◆ Activity: Pull every line containing "title" from the entries.

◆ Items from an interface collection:
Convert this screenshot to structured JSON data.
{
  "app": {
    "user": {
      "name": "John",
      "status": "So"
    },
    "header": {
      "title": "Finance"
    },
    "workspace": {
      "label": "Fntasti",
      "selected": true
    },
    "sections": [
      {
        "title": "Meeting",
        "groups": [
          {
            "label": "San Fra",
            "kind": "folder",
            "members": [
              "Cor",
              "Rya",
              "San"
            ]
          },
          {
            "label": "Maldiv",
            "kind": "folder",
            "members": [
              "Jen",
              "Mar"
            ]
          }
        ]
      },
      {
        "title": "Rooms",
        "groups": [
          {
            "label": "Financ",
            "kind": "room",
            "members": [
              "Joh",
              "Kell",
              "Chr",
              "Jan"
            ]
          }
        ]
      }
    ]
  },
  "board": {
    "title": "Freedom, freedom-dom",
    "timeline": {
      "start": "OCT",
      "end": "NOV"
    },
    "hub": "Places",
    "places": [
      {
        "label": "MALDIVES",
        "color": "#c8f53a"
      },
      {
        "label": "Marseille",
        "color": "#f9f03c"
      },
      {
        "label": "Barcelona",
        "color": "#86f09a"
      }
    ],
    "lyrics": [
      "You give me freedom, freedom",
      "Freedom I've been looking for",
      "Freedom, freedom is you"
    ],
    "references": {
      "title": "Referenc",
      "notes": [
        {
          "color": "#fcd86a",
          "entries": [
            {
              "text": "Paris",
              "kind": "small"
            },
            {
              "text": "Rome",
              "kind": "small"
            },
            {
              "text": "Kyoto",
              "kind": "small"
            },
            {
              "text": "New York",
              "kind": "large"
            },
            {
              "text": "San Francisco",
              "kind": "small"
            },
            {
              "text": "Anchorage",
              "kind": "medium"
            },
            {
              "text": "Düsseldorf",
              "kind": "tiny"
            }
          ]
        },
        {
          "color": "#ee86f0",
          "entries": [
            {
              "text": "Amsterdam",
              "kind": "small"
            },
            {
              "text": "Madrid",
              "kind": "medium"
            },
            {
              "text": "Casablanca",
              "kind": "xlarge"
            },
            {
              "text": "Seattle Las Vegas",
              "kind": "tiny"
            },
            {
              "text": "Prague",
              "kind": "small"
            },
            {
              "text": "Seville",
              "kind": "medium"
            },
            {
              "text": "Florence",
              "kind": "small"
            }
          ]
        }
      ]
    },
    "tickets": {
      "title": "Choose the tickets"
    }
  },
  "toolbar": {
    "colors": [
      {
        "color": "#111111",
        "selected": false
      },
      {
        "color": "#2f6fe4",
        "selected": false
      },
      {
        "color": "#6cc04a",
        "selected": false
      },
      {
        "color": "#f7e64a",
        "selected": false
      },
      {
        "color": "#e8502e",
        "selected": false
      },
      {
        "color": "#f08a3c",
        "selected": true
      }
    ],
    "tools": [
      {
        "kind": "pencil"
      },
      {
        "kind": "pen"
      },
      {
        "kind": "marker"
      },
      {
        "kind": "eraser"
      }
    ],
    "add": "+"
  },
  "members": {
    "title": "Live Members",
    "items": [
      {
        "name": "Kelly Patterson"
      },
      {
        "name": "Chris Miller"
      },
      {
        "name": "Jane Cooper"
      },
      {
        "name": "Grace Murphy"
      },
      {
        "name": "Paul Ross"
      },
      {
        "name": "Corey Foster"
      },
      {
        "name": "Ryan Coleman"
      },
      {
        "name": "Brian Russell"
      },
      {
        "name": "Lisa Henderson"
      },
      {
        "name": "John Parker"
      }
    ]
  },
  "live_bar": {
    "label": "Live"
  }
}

◆ Output for this task:
      "title": "Finance"
        "title": "Meeting",
        "title": "Rooms",
    "title": "Freedom, freedom-dom",
      "title": "Referenc",
      "title": "Choose the tickets"
    "title": "Live Members",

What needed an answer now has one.